=== Provided entries ===
◇ ◇ ◇
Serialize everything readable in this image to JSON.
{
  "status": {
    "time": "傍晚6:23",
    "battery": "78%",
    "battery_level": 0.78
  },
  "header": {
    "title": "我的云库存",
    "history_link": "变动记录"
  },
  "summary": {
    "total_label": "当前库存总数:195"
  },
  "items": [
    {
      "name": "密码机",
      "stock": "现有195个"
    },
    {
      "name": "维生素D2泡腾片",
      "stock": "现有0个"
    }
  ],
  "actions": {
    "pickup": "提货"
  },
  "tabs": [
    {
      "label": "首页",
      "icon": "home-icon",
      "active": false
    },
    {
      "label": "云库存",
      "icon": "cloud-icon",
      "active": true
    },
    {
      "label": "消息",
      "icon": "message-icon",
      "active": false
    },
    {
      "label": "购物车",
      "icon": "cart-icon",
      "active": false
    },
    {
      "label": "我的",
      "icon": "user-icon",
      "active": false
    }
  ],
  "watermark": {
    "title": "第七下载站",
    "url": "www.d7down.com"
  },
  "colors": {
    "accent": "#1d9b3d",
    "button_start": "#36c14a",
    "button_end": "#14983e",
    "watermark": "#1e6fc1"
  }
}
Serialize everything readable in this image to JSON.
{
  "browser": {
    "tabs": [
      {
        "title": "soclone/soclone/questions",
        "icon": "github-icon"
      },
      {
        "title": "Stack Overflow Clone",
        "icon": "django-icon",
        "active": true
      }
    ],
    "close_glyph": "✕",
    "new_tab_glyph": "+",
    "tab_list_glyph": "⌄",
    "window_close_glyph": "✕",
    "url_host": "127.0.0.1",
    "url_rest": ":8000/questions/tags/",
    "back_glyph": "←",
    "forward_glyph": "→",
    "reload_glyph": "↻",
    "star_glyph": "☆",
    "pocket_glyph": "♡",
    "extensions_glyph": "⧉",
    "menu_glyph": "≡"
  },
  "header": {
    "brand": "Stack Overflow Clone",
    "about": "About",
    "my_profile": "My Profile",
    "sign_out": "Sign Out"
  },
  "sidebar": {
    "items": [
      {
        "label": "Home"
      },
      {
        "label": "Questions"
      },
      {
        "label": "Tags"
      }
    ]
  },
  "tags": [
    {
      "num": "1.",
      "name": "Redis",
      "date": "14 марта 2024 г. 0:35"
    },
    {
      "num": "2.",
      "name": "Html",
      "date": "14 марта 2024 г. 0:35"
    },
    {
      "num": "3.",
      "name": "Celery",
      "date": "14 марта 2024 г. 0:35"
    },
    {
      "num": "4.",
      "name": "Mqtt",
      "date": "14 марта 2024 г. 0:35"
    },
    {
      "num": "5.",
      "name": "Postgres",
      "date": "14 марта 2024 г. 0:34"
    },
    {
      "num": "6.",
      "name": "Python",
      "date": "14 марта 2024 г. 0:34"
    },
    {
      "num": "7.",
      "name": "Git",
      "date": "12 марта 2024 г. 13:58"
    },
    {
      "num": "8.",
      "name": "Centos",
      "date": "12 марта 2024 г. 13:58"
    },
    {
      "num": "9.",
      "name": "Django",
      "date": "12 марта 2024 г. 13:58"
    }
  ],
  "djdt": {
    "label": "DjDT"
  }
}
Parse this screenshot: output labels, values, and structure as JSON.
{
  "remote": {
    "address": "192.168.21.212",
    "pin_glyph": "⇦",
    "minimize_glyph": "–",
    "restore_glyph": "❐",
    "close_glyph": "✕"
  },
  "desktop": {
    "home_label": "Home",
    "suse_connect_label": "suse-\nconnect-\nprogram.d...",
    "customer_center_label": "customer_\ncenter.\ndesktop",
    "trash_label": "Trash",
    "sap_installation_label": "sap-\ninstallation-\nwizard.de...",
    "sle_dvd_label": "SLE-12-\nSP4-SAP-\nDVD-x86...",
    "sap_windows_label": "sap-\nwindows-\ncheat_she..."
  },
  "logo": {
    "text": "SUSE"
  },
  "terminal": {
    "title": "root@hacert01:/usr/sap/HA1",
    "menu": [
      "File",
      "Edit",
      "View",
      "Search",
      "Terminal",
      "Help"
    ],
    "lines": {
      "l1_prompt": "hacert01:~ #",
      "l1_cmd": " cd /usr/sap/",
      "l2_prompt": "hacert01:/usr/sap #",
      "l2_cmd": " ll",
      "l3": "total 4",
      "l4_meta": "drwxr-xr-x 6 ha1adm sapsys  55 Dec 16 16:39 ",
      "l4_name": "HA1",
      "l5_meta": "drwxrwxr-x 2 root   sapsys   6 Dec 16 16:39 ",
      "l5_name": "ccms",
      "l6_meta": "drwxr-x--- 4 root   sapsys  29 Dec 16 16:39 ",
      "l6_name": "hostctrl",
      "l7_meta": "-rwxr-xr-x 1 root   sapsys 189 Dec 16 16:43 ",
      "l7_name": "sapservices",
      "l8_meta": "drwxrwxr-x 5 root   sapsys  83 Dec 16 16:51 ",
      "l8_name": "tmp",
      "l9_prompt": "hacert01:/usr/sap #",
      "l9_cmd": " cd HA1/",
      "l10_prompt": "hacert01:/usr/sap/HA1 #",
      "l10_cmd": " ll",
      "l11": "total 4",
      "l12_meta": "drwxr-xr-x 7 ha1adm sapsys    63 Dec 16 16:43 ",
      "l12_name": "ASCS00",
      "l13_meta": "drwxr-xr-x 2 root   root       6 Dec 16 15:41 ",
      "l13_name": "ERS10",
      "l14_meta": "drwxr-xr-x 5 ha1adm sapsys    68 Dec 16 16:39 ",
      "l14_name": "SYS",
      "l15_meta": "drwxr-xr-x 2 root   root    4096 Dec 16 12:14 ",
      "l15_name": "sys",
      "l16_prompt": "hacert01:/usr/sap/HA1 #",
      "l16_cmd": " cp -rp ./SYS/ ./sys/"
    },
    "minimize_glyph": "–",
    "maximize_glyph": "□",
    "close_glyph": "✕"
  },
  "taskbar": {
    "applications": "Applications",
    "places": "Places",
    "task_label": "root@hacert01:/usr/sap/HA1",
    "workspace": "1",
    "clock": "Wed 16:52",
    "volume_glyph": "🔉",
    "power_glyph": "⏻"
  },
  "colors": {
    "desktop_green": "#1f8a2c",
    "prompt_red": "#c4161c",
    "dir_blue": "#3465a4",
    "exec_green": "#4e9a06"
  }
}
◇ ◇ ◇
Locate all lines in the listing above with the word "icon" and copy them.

      "icon": "home-icon",
      "icon": "cloud-icon",
      "icon": "message-icon",
      "icon": "cart-icon",
      "icon": "user-icon",
        "icon": "github-icon"
        "icon": "django-icon",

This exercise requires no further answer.